Excerpts from an interface dataset
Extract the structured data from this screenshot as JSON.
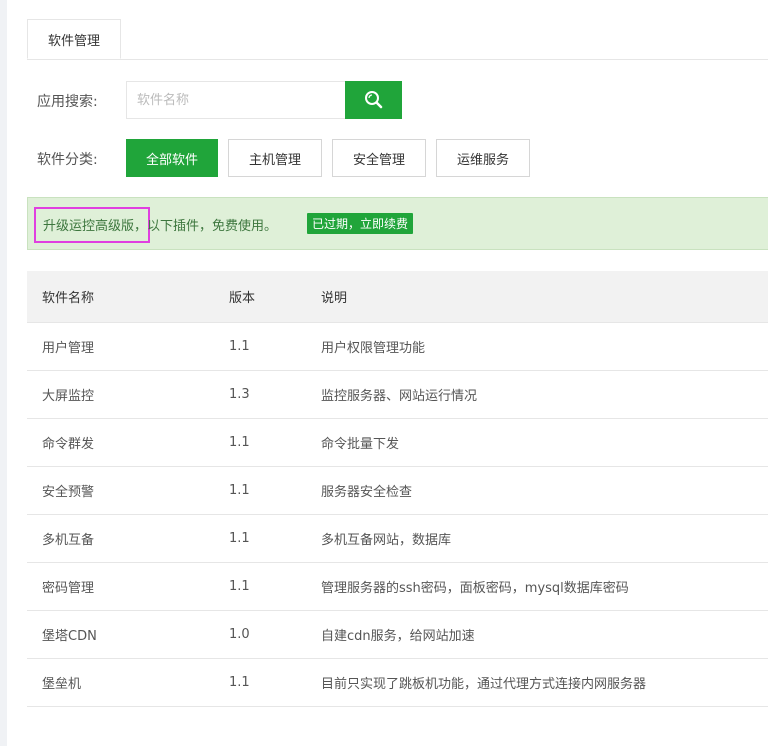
{
  "tabs": [
    {
      "label": "软件管理"
    }
  ],
  "search": {
    "label": "应用搜索:",
    "placeholder": "软件名称",
    "value": ""
  },
  "category": {
    "label": "软件分类:",
    "buttons": [
      {
        "label": "全部软件",
        "active": true
      },
      {
        "label": "主机管理",
        "active": false
      },
      {
        "label": "安全管理",
        "active": false
      },
      {
        "label": "运维服务",
        "active": false
      }
    ]
  },
  "notice": {
    "text_highlight": "升级运控高级版",
    "text_rest": "，以下插件，免费使用。",
    "badge": "已过期，立即续费"
  },
  "table": {
    "headers": [
      "软件名称",
      "版本",
      "说明"
    ],
    "rows": [
      {
        "name": "用户管理",
        "version": "1.1",
        "desc": "用户权限管理功能"
      },
      {
        "name": "大屏监控",
        "version": "1.3",
        "desc": "监控服务器、网站运行情况"
      },
      {
        "name": "命令群发",
        "version": "1.1",
        "desc": "命令批量下发"
      },
      {
        "name": "安全预警",
        "version": "1.1",
        "desc": "服务器安全检查"
      },
      {
        "name": "多机互备",
        "version": "1.1",
        "desc": "多机互备网站，数据库"
      },
      {
        "name": "密码管理",
        "version": "1.1",
        "desc": "管理服务器的ssh密码，面板密码，mysql数据库密码"
      },
      {
        "name": "堡塔CDN",
        "version": "1.0",
        "desc": "自建cdn服务，给网站加速"
      },
      {
        "name": "堡垒机",
        "version": "1.1",
        "desc": "目前只实现了跳板机功能，通过代理方式连接内网服务器"
      }
    ]
  },
  "colors": {
    "accent": "#20a53a",
    "notice_bg": "#dff0d8",
    "highlight_border": "#e040e0"
  }
}
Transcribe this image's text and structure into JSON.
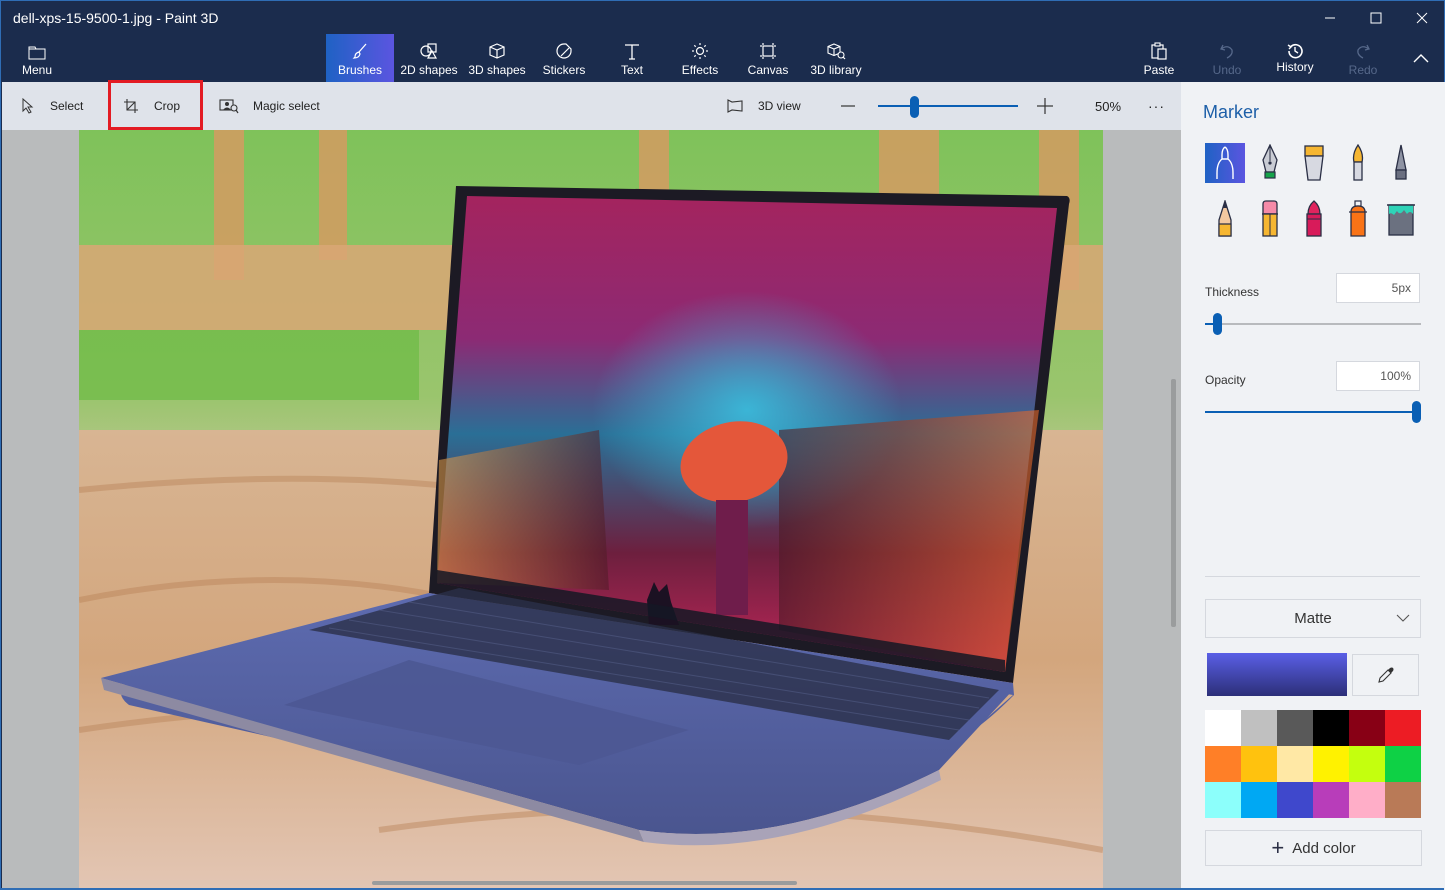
{
  "window": {
    "title": "dell-xps-15-9500-1.jpg - Paint 3D",
    "controls": {
      "minimize": "minimize",
      "maximize": "maximize",
      "close": "close"
    }
  },
  "ribbon": {
    "menu": {
      "label": "Menu",
      "icon": "folder-icon"
    },
    "tools": [
      {
        "label": "Brushes",
        "icon": "brush-icon",
        "active": true
      },
      {
        "label": "2D shapes",
        "icon": "2d-shapes-icon",
        "active": false
      },
      {
        "label": "3D shapes",
        "icon": "3d-cube-icon",
        "active": false
      },
      {
        "label": "Stickers",
        "icon": "sticker-icon",
        "active": false
      },
      {
        "label": "Text",
        "icon": "text-icon",
        "active": false
      },
      {
        "label": "Effects",
        "icon": "sun-icon",
        "active": false
      },
      {
        "label": "Canvas",
        "icon": "canvas-icon",
        "active": false
      },
      {
        "label": "3D library",
        "icon": "3d-library-icon",
        "active": false
      }
    ],
    "right": [
      {
        "label": "Paste",
        "icon": "paste-icon",
        "enabled": true
      },
      {
        "label": "Undo",
        "icon": "undo-icon",
        "enabled": false
      },
      {
        "label": "History",
        "icon": "history-icon",
        "enabled": true
      },
      {
        "label": "Redo",
        "icon": "redo-icon",
        "enabled": false
      }
    ],
    "collapse_icon": "chevron-up-icon"
  },
  "toolbar": {
    "select_label": "Select",
    "crop_label": "Crop",
    "magic_select_label": "Magic select",
    "view3d_label": "3D view",
    "zoom_value": "50%",
    "zoom_fraction": 0.25,
    "more_label": "···"
  },
  "canvas": {
    "image_description": "Dell XPS 15 9500 laptop on wooden table, colorful anime street wallpaper on screen"
  },
  "panel": {
    "title": "Marker",
    "brushes": [
      {
        "name": "marker",
        "selected": true
      },
      {
        "name": "calligraphy-pen",
        "selected": false
      },
      {
        "name": "oil-brush",
        "selected": false
      },
      {
        "name": "watercolor",
        "selected": false
      },
      {
        "name": "pixel-pen",
        "selected": false
      },
      {
        "name": "pencil",
        "selected": false
      },
      {
        "name": "eraser",
        "selected": false
      },
      {
        "name": "crayon",
        "selected": false
      },
      {
        "name": "spray-can",
        "selected": false
      },
      {
        "name": "fill",
        "selected": false
      }
    ],
    "thickness": {
      "label": "Thickness",
      "value": "5px",
      "fraction": 0.04
    },
    "opacity": {
      "label": "Opacity",
      "value": "100%",
      "fraction": 1.0
    },
    "finish": {
      "selected": "Matte"
    },
    "current_color": {
      "top": "#5a5fe6",
      "bottom": "#2c2f78"
    },
    "palette": [
      "#ffffff",
      "#c0c0c0",
      "#595959",
      "#000000",
      "#880015",
      "#ed1c24",
      "#ff7f27",
      "#ffc20e",
      "#ffe8a5",
      "#fff200",
      "#c4ff0e",
      "#0ed145",
      "#8cfffb",
      "#00a8f3",
      "#3f48cc",
      "#b83dba",
      "#ffaec8",
      "#b97a57"
    ],
    "add_color_label": "Add color"
  },
  "colors": {
    "accent": "#0a5fb4",
    "title_bar": "#1b2c4d",
    "crop_highlight": "#e31b23",
    "panel_title": "#1d5fa8"
  }
}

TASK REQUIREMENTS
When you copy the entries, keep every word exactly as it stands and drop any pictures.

RESULT FOR THIS EXERCISE
Extract the structured data from this screenshot as JSON.
{
  "tabs": [
    {
      "label": "软件管理"
    }
  ],
  "search": {
    "label": "应用搜索:",
    "placeholder": "软件名称",
    "value": ""
  },
  "category": {
    "label": "软件分类:",
    "buttons": [
      {
        "label": "全部软件",
        "active": true
      },
      {
        "label": "主机管理",
        "active": false
      },
      {
        "label": "安全管理",
        "active": false
      },
      {
        "label": "运维服务",
        "active": false
      }
    ]
  },
  "notice": {
    "text_highlight": "升级运控高级版",
    "text_rest": "，以下插件，免费使用。",
    "badge": "已过期，立即续费"
  },
  "table": {
    "headers": [
      "软件名称",
      "版本",
      "说明"
    ],
    "rows": [
      {
        "name": "用户管理",
        "version": "1.1",
        "desc": "用户权限管理功能"
      },
      {
        "name": "大屏监控",
        "version": "1.3",
        "desc": "监控服务器、网站运行情况"
      },
      {
        "name": "命令群发",
        "version": "1.1",
        "desc": "命令批量下发"
      },
      {
        "name": "安全预警",
        "version": "1.1",
        "desc": "服务器安全检查"
      },
      {
        "name": "多机互备",
        "version": "1.1",
        "desc": "多机互备网站，数据库"
      },
      {
        "name": "密码管理",
        "version": "1.1",
        "desc": "管理服务器的ssh密码，面板密码，mysql数据库密码"
      },
      {
        "name": "堡塔CDN",
        "version": "1.0",
        "desc": "自建cdn服务，给网站加速"
      },
      {
        "name": "堡垒机",
        "version": "1.1",
        "desc": "目前只实现了跳板机功能，通过代理方式连接内网服务器"
      }
    ]
  },
  "colors": {
    "accent": "#20a53a",
    "notice_bg": "#dff0d8",
    "highlight_border": "#e040e0"
  }
}
Transcribe this image's text and structure into JSON.
{
  "window": {
    "title": "dell-xps-15-9500-1.jpg - Paint 3D",
    "controls": {
      "minimize": "minimize",
      "maximize": "maximize",
      "close": "close"
    }
  },
  "ribbon": {
    "menu": {
      "label": "Menu",
      "icon": "folder-icon"
    },
    "tools": [
      {
        "label": "Brushes",
        "icon": "brush-icon",
        "active": true
      },
      {
        "label": "2D shapes",
        "icon": "2d-shapes-icon",
        "active": false
      },
      {
        "label": "3D shapes",
        "icon": "3d-cube-icon",
        "active": false
      },
      {
        "label": "Stickers",
        "icon": "sticker-icon",
        "active": false
      },
      {
        "label": "Text",
        "icon": "text-icon",
        "active": false
      },
      {
        "label": "Effects",
        "icon": "sun-icon",
        "active": false
      },
      {
        "label": "Canvas",
        "icon": "canvas-icon",
        "active": false
      },
      {
        "label": "3D library",
        "icon": "3d-library-icon",
        "active": false
      }
    ],
    "right": [
      {
        "label": "Paste",
        "icon": "paste-icon",
        "enabled": true
      },
      {
        "label": "Undo",
        "icon": "undo-icon",
        "enabled": false
      },
      {
        "label": "History",
        "icon": "history-icon",
        "enabled": true
      },
      {
        "label": "Redo",
        "icon": "redo-icon",
        "enabled": false
      }
    ],
    "collapse_icon": "chevron-up-icon"
  },
  "toolbar": {
    "select_label": "Select",
    "crop_label": "Crop",
    "magic_select_label": "Magic select",
    "view3d_label": "3D view",
    "zoom_value": "50%",
    "zoom_fraction": 0.25,
    "more_label": "···"
  },
  "canvas": {
    "image_description": "Dell XPS 15 9500 laptop on wooden table, colorful anime street wallpaper on screen"
  },
  "panel": {
    "title": "Marker",
    "brushes": [
      {
        "name": "marker",
        "selected": true
      },
      {
        "name": "calligraphy-pen",
        "selected": false
      },
      {
        "name": "oil-brush",
        "selected": false
      },
      {
        "name": "watercolor",
        "selected": false
      },
      {
        "name": "pixel-pen",
        "selected": false
      },
      {
        "name": "pencil",
        "selected": false
      },
      {
        "name": "eraser",
        "selected": false
      },
      {
        "name": "crayon",
        "selected": false
      },
      {
        "name": "spray-can",
        "selected": false
      },
      {
        "name": "fill",
        "selected": false
      }
    ],
    "thickness": {
      "label": "Thickness",
      "value": "5px",
      "fraction": 0.04
    },
    "opacity": {
      "label": "Opacity",
      "value": "100%",
      "fraction": 1.0
    },
    "finish": {
      "selected": "Matte"
    },
    "current_color": {
      "top": "#5a5fe6",
      "bottom": "#2c2f78"
    },
    "palette": [
      "#ffffff",
      "#c0c0c0",
      "#595959",
      "#000000",
      "#880015",
      "#ed1c24",
      "#ff7f27",
      "#ffc20e",
      "#ffe8a5",
      "#fff200",
      "#c4ff0e",
      "#0ed145",
      "#8cfffb",
      "#00a8f3",
      "#3f48cc",
      "#b83dba",
      "#ffaec8",
      "#b97a57"
    ],
    "add_color_label": "Add color"
  },
  "colors": {
    "accent": "#0a5fb4",
    "title_bar": "#1b2c4d",
    "crop_highlight": "#e31b23",
    "panel_title": "#1d5fa8"
  }
}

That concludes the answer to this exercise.